In the 13 years that have passed between then and now, many animated films that were as good as or better than Best Picture nominees have come and gone. In 2019, for example, the 91st Academy Awards presented their top statue to what is arguably one of the worst nominees ever, Green Book. Not only that, but Bohemian Rhapsody, another lacklustre film, was vying for the same award. That same year, Spider-Man Into the Spider-Verse made a splash with its groundbreaking character design, disruptive animation style, and superb storytelling to only get one nomination in the usual category. Moreover, in 2022, Flee, a heart-wrenching, beautiful, animated documentary got three nominations for Best Animated Feature, Best Documentary Feature, and Best International Film, and yet it failed to get one for Best Picture. Since Parasite swept the Oscars in 2020, international films have been gaining momentum (two, Anatomy of a Fall and The Zone of Interest, are nominated in 2024), which seems like progress, but the Academy’s efforts to be inclusive and varied stop the moment an animated film enters the fray.
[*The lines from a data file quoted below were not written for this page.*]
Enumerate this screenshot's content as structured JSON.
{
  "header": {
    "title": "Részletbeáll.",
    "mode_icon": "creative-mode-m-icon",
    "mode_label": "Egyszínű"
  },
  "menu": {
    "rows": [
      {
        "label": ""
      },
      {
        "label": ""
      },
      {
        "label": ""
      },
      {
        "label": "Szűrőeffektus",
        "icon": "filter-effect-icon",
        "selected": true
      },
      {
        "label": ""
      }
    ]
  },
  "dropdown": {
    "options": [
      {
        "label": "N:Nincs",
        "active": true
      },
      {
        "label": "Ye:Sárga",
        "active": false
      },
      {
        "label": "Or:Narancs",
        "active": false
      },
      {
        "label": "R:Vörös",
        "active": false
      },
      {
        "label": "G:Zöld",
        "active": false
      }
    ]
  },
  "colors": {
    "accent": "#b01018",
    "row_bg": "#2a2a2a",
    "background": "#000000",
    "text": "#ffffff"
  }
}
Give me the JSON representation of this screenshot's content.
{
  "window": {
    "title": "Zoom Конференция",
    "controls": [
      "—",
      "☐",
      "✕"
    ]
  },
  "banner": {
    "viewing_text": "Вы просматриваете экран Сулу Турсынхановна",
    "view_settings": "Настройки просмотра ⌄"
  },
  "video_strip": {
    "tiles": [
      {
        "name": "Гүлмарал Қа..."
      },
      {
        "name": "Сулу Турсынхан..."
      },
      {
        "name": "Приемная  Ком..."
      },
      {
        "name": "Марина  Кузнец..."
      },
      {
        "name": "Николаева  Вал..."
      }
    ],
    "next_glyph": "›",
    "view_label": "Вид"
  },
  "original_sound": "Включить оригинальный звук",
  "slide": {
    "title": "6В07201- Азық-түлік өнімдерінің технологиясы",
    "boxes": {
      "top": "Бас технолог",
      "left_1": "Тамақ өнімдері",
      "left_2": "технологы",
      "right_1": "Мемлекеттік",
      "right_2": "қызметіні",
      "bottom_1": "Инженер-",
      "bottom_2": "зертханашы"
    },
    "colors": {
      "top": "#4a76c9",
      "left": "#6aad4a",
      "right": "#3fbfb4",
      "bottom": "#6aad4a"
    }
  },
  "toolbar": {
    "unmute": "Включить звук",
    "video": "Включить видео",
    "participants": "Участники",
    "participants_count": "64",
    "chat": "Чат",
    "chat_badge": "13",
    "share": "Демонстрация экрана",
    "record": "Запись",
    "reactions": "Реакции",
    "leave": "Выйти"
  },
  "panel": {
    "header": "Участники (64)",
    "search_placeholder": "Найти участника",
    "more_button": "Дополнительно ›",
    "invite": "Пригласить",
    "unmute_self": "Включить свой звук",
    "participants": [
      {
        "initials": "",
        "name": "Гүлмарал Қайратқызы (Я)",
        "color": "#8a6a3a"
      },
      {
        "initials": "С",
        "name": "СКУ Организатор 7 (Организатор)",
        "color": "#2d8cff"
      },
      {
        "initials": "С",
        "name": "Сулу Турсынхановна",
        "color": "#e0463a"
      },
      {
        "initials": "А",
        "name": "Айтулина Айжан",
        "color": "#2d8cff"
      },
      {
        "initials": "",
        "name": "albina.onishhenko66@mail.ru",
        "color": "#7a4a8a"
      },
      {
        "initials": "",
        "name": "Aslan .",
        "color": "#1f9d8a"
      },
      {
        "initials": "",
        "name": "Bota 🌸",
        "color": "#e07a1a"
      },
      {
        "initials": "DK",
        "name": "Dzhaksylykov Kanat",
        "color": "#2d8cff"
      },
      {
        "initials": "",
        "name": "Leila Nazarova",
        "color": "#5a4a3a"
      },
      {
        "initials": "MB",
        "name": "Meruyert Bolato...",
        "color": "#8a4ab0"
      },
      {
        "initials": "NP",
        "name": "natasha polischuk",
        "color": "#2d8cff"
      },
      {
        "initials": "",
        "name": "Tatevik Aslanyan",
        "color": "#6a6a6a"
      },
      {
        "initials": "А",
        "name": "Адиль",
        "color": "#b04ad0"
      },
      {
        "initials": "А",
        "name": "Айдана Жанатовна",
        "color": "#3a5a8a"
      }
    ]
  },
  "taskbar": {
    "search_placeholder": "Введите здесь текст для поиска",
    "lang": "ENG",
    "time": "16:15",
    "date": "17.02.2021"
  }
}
At the 96th Academy Awards, Spider-Man: Across the Spider-Verse and The Boy and the Heron will not only miss out on a Best Picture nomination that would solidify their importance to a watching global audience, but their other achievements in score, production design, visual effects and sound will not be recognised either. There’s still a long way to go.
For better or worse, the Oscars do give cinema a small period in the spotlight, and they do give films and the people who work on them a sense of legitimacy, artistically. By snubbing animation time and time again, the Academy’s message has seemed loud and clear for almost a century now: they don’t see it as a legitimate medium worthy of recognition. That attitude affects the people that work tirelessly to bring these films to life – artists and craftspeople and storytellers and dreamers, who usually have to deal with poor working conditions, job insecurity, and abusive executives who see them as northing more than cogs in a machine.
An Academy recognition won’t fix all of animation’s problems, but it could be a first step to recognising a medium that gifts us beauty and imagination in spades year on year, that brings their companies billions of dollars, and offers us memories that last a lifetime. Every year, The Academy of Motion Picture Arts and Sciences has a chance to fix that. Let’s hope they don’t fail again next year.
Written by Munir Abedrabbo C.